§ EXERCISE: The records below must be copied in full, exactly as they read.

+++ DATASET EXTRACT

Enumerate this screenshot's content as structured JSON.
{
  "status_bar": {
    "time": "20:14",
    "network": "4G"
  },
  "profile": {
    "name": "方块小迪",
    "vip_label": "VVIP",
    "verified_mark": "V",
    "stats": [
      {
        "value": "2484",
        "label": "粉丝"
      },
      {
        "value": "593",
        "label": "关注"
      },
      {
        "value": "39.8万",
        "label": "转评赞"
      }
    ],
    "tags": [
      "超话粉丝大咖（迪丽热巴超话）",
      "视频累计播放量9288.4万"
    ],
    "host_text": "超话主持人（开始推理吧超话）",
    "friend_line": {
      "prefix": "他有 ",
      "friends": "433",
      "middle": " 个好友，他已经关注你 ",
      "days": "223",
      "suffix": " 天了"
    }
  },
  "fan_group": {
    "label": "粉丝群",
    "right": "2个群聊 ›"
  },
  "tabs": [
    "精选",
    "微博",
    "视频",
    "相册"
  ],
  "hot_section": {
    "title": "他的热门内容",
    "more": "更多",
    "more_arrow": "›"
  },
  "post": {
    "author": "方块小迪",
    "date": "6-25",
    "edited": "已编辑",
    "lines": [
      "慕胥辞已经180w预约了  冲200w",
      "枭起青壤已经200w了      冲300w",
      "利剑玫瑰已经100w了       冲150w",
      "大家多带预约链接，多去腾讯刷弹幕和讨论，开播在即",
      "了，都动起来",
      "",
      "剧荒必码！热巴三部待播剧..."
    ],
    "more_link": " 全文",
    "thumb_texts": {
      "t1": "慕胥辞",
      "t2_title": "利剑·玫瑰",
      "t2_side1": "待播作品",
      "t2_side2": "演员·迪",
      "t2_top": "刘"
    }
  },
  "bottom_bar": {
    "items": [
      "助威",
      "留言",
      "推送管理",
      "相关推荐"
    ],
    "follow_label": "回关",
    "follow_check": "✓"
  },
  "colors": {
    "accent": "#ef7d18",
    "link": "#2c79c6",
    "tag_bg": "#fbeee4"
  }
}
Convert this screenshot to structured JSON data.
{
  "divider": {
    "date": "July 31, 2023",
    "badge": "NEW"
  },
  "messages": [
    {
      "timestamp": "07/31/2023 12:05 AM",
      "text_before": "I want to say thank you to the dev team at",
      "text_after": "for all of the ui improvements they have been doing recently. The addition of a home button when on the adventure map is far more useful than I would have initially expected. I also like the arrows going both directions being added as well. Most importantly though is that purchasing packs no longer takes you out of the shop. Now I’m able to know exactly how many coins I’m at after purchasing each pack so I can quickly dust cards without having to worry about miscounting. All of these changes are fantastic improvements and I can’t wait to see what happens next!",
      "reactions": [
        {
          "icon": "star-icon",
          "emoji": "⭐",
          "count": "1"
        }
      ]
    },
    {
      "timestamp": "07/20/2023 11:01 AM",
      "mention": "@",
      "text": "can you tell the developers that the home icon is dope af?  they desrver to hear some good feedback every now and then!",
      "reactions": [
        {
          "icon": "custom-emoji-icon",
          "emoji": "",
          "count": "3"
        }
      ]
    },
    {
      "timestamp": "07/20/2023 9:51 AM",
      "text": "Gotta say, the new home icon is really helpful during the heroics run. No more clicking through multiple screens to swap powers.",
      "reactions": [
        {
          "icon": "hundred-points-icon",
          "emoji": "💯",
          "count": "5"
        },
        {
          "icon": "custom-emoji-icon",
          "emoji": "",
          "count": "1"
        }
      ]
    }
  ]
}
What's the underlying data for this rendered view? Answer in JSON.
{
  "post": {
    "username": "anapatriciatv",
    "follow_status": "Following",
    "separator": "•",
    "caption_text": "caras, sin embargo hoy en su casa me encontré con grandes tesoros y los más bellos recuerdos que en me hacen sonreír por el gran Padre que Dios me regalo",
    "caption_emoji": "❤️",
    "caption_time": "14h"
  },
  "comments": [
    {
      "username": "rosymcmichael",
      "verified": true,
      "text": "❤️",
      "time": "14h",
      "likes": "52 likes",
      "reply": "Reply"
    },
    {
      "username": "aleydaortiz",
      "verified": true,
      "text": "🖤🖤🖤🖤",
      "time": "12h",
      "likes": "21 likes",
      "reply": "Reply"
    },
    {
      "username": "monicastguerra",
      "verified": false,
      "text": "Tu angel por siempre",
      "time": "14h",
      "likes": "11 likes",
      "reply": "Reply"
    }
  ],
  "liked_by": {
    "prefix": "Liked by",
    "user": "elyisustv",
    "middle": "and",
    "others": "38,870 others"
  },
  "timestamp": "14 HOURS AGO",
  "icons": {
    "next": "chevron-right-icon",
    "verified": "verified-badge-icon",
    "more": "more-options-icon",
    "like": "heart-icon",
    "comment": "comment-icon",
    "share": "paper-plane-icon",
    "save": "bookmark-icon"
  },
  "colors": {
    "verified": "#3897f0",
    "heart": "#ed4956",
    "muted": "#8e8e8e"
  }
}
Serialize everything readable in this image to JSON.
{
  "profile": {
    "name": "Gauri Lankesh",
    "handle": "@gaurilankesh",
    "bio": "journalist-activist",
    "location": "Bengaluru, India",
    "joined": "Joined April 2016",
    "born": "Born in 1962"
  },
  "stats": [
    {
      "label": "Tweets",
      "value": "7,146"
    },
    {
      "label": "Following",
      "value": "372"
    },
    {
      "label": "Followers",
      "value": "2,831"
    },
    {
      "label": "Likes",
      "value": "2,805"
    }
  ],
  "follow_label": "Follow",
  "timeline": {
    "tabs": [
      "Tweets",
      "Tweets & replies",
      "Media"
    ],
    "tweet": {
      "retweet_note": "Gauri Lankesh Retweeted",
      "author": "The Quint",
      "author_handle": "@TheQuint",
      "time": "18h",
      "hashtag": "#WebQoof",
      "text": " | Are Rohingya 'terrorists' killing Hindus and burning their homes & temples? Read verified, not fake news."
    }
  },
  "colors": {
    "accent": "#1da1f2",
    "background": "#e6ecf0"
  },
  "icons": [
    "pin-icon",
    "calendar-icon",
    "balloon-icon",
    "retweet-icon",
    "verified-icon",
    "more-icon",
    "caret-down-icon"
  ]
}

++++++

§ ANSWER SECTION:
Enumerate this screenshot's content as structured JSON.
{
  "status_bar": {
    "time": "20:14",
    "network": "4G"
  },
  "profile": {
    "name": "方块小迪",
    "vip_label": "VVIP",
    "verified_mark": "V",
    "stats": [
      {
        "value": "2484",
        "label": "粉丝"
      },
      {
        "value": "593",
        "label": "关注"
      },
      {
        "value": "39.8万",
        "label": "转评赞"
      }
    ],
    "tags": [
      "超话粉丝大咖（迪丽热巴超话）",
      "视频累计播放量9288.4万"
    ],
    "host_text": "超话主持人（开始推理吧超话）",
    "friend_line": {
      "prefix": "他有 ",
      "friends": "433",
      "middle": " 个好友，他已经关注你 ",
      "days": "223",
      "suffix": " 天了"
    }
  },
  "fan_group": {
    "label": "粉丝群",
    "right": "2个群聊 ›"
  },
  "tabs": [
    "精选",
    "微博",
    "视频",
    "相册"
  ],
  "hot_section": {
    "title": "他的热门内容",
    "more": "更多",
    "more_arrow": "›"
  },
  "post": {
    "author": "方块小迪",
    "date": "6-25",
    "edited": "已编辑",
    "lines": [
      "慕胥辞已经180w预约了  冲200w",
      "枭起青壤已经200w了      冲300w",
      "利剑玫瑰已经100w了       冲150w",
      "大家多带预约链接，多去腾讯刷弹幕和讨论，开播在即",
      "了，都动起来",
      "",
      "剧荒必码！热巴三部待播剧..."
    ],
    "more_link": " 全文",
    "thumb_texts": {
      "t1": "慕胥辞",
      "t2_title": "利剑·玫瑰",
      "t2_side1": "待播作品",
      "t2_side2": "演员·迪",
      "t2_top": "刘"
    }
  },
  "bottom_bar": {
    "items": [
      "助威",
      "留言",
      "推送管理",
      "相关推荐"
    ],
    "follow_label": "回关",
    "follow_check": "✓"
  },
  "colors": {
    "accent": "#ef7d18",
    "link": "#2c79c6",
    "tag_bg": "#fbeee4"
  }
}
Convert this screenshot to structured JSON data.
{
  "divider": {
    "date": "July 31, 2023",
    "badge": "NEW"
  },
  "messages": [
    {
      "timestamp": "07/31/2023 12:05 AM",
      "text_before": "I want to say thank you to the dev team at",
      "text_after": "for all of the ui improvements they have been doing recently. The addition of a home button when on the adventure map is far more useful than I would have initially expected. I also like the arrows going both directions being added as well. Most importantly though is that purchasing packs no longer takes you out of the shop. Now I’m able to know exactly how many coins I’m at after purchasing each pack so I can quickly dust cards without having to worry about miscounting. All of these changes are fantastic improvements and I can’t wait to see what happens next!",
      "reactions": [
        {
          "icon": "star-icon",
          "emoji": "⭐",
          "count": "1"
        }
      ]
    },
    {
      "timestamp": "07/20/2023 11:01 AM",
      "mention": "@",
      "text": "can you tell the developers that the home icon is dope af?  they desrver to hear some good feedback every now and then!",
      "reactions": [
        {
          "icon": "custom-emoji-icon",
          "emoji": "",
          "count": "3"
        }
      ]
    },
    {
      "timestamp": "07/20/2023 9:51 AM",
      "text": "Gotta say, the new home icon is really helpful during the heroics run. No more clicking through multiple screens to swap powers.",
      "reactions": [
        {
          "icon": "hundred-points-icon",
          "emoji": "💯",
          "count": "5"
        },
        {
          "icon": "custom-emoji-icon",
          "emoji": "",
          "count": "1"
        }
      ]
    }
  ]
}
What's the underlying data for this rendered view? Answer in JSON.
{
  "post": {
    "username": "anapatriciatv",
    "follow_status": "Following",
    "separator": "•",
    "caption_text": "caras, sin embargo hoy en su casa me encontré con grandes tesoros y los más bellos recuerdos que en me hacen sonreír por el gran Padre que Dios me regalo",
    "caption_emoji": "❤️",
    "caption_time": "14h"
  },
  "comments": [
    {
      "username": "rosymcmichael",
      "verified": true,
      "text": "❤️",
      "time": "14h",
      "likes": "52 likes",
      "reply": "Reply"
    },
    {
      "username": "aleydaortiz",
      "verified": true,
      "text": "🖤🖤🖤🖤",
      "time": "12h",
      "likes": "21 likes",
      "reply": "Reply"
    },
    {
      "username": "monicastguerra",
      "verified": false,
      "text": "Tu angel por siempre",
      "time": "14h",
      "likes": "11 likes",
      "reply": "Reply"
    }
  ],
  "liked_by": {
    "prefix": "Liked by",
    "user": "elyisustv",
    "middle": "and",
    "others": "38,870 others"
  },
  "timestamp": "14 HOURS AGO",
  "icons": {
    "next": "chevron-right-icon",
    "verified": "verified-badge-icon",
    "more": "more-options-icon",
    "like": "heart-icon",
    "comment": "comment-icon",
    "share": "paper-plane-icon",
    "save": "bookmark-icon"
  },
  "colors": {
    "verified": "#3897f0",
    "heart": "#ed4956",
    "muted": "#8e8e8e"
  }
}
Serialize everything readable in this image to JSON.
{
  "profile": {
    "name": "Gauri Lankesh",
    "handle": "@gaurilankesh",
    "bio": "journalist-activist",
    "location": "Bengaluru, India",
    "joined": "Joined April 2016",
    "born": "Born in 1962"
  },
  "stats": [
    {
      "label": "Tweets",
      "value": "7,146"
    },
    {
      "label": "Following",
      "value": "372"
    },
    {
      "label": "Followers",
      "value": "2,831"
    },
    {
      "label": "Likes",
      "value": "2,805"
    }
  ],
  "follow_label": "Follow",
  "timeline": {
    "tabs": [
      "Tweets",
      "Tweets & replies",
      "Media"
    ],
    "tweet": {
      "retweet_note": "Gauri Lankesh Retweeted",
      "author": "The Quint",
      "author_handle": "@TheQuint",
      "time": "18h",
      "hashtag": "#WebQoof",
      "text": " | Are Rohingya 'terrorists' killing Hindus and burning their homes & temples? Read verified, not fake news."
    }
  },
  "colors": {
    "accent": "#1da1f2",
    "background": "#e6ecf0"
  },
  "icons": [
    "pin-icon",
    "calendar-icon",
    "balloon-icon",
    "retweet-icon",
    "verified-icon",
    "more-icon",
    "caret-down-icon"
  ]
}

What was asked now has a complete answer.